Medium Cool Criterion Collection Blu-ray Review
The year of 1968 was a tumultuous one: Martin Luther King, Jr. was murdered in Memphis; Robert Kennedy was assassinated in Los Angeles; police incited riots at the Democratic National Convention in Chicago. And the whole world was watching.
MEDIUM COOL is about many things: racial and social tensions, the zeitgeist of ‘60s America, the moral dilemmas and role of journalists…It’s a film that asks many questions, like, What does “human interest” really mean?, Is a reporter “out there to get blood and gusts” or are they simply there to record?, When is a journalist—if ever—supposed to interfere? At times, we get blurred answers: the first scene has John and his soundman, Gus (Peter Bonerz, who would later play Dr. Jerry Robinson on THE BOB NEWHART SHOW), at the scene of an accident capturing all of the video and audio they need for a news piece before they call for help.
The main character is John Cassellis (Robert Forster, THE STALKING MOON and later Quentin Tarantino’s JACKIE BROWN), a television cameraman at odds with the station he works for. One of the major plotlines is his involvement with a single woman named Ruth (Verna Bloom, who would later play Mary in Martin Scorsese’s THE LAST TEMPTATION OF CHRIST), who has a young son named Harold (Harold Blankenship). It’s their bond that poses at least some sort of stability in the country.

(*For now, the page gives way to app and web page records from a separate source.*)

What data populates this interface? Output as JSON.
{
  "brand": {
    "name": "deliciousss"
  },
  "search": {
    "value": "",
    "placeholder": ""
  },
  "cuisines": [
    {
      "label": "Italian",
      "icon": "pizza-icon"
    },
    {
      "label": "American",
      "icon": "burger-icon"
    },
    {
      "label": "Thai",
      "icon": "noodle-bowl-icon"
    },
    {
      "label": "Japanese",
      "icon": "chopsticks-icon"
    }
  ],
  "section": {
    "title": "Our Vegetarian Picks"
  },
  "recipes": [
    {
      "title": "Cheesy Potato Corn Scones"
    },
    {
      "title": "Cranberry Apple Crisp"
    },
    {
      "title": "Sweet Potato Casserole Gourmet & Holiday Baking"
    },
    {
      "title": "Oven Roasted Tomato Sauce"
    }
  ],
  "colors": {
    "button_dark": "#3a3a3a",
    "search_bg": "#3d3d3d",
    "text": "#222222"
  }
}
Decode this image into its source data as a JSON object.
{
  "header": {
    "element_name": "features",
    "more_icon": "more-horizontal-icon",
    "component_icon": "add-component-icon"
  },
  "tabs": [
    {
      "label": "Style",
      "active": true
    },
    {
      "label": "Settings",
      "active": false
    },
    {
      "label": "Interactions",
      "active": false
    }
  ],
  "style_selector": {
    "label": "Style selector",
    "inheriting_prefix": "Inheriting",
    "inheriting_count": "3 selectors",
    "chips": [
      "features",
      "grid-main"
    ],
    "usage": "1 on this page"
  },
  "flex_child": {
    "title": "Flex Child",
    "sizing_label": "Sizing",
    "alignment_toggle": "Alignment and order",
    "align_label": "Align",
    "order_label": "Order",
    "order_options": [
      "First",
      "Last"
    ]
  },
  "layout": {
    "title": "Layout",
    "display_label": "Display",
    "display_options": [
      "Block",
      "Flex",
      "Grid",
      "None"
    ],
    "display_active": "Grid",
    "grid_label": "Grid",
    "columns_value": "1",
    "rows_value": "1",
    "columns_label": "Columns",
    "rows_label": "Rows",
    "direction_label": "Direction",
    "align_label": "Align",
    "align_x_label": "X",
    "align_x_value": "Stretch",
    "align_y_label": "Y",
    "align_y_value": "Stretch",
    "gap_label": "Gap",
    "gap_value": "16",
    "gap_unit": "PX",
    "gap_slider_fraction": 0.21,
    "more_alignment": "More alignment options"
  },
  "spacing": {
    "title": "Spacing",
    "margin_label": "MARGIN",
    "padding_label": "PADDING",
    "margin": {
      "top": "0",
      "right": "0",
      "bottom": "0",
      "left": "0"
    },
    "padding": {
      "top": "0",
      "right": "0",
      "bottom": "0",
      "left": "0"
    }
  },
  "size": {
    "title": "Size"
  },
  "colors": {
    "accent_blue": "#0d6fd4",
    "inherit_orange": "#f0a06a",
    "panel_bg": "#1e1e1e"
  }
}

We are surrounded by violence. When a woman suggests she and John take in a movie, they wind up at a roller derby game, which is as good of a place as any to have fun. But then a fight breaks out and the crowd starts to cheer it on. Hexler cuts to the two making love, perhaps to suggest that Americans get off on the violence they encounter and that, in a way, sex and violence coincide. There is another moment with the two, where they chase each other around an apartment naked, which ends on a shot of Eddie Adams’ Pulitzer Prize-winning photograph of Nguyễn Văn Lém’s execution.
MEDIUM COOL is directed by Haskell Wexler, who is better known as a cinematographer, having photographed films for such men as Elia Kazan (AMERICA, AMERICA, 1963), Mike Nichols (WHO’S AFRAID OF VIRGINIA WOOLF?, 1966), Hal Ashby (BOUND FOR FLORY, 1973), Milos Forman (ONE FLEW OVER THE CUCKOO’S NEST, 1975), and Terrence Malick (DAYS OF HEAVEN, 1978). (He won Oscars for VIRGINIA WOOLF and BOUND FOR GLORY.)
Wexler captures the era, filled with what the credits list as “black militants,” “Kennedy students” and “media people,” in a way no other director has. By blending in actual footage of demonstration practices (which lends to the cinéma vérité style), Wexler goes into the heart, allowing the viewer, like the cast and crew, to both observe and become a part of the scene. At the time of its 1969 release, MEDIUM COOL was given an X rating from the MPAA, which Hexler called “political.” It was and is essential viewing, as relevant and thought-provoking today as it was nearly 45 years ago.
MEDIUM COOL BLU-RAY REVIEW
Video: 1.85:1 in 1080p with MPEG-4 AVC codec. Approved by Haskell Wexler, this high-definition transfer was “created in 4K resolution” and presents MEDIUM COOL with complete authenticity, simultaneously sprucing up the video and maintaining the necessary grain. Those who have seen Paramount’s DVD from 2001 will immediately note that the picture has been cleaned up considerably and now boasts incredible detail and clarity throughout.
Audio: English Mono. The audio is also a major improvement from the DVD, with clean dialogue and appropriate balance in the more chaotic scenes.
Audio commentary featuring Haskell Wexler, Paul Golding and Marianna Hill: In this commentary from 2001, director Wexler, editor Golding and actress Hill sit down to discuss the making of MEDIUM COOL, touching on a variety of topics, including locations, filming in the midst of actual tension and more.
Audio commentary featuring Paul Cronin: In this new commentary, film historian Cronin, who directed LOOK OUT HASKELL, IT’S REAL!, offers an academic view of the context and content of MEDIUM COOL.
Haskell Wexler (14:52): In this interview, Wexler discusses MEDIUM COOL and the state of the nation at the time.
“LOOK OUT HASKELL, IT’S REAL!” (53:10): Here, extended excerpts from Cronin’s 2001 documentary paint a portrait of MEDIUM COOL’s production, style, influences, themes, and more. Interviewees include with Wexler, Verne Bloom, Peter Bonerz, Robert Forster, and writer Studs Terkel.
Harold Blankenship (15:50) includes excerpts from Cronin’s documentary SOONER OR LATER, which traced the life of Blankenship, who played Verna Bloom’s son in MEDIUM COOL.
MEDIUM COOL Revisited (33:16): Wexler returns to Chicago, this time to document the 2012 protests against the NATO summit.
Also included is a 16-page booklet featuring an essay by film critic and programmer Thomas Beard.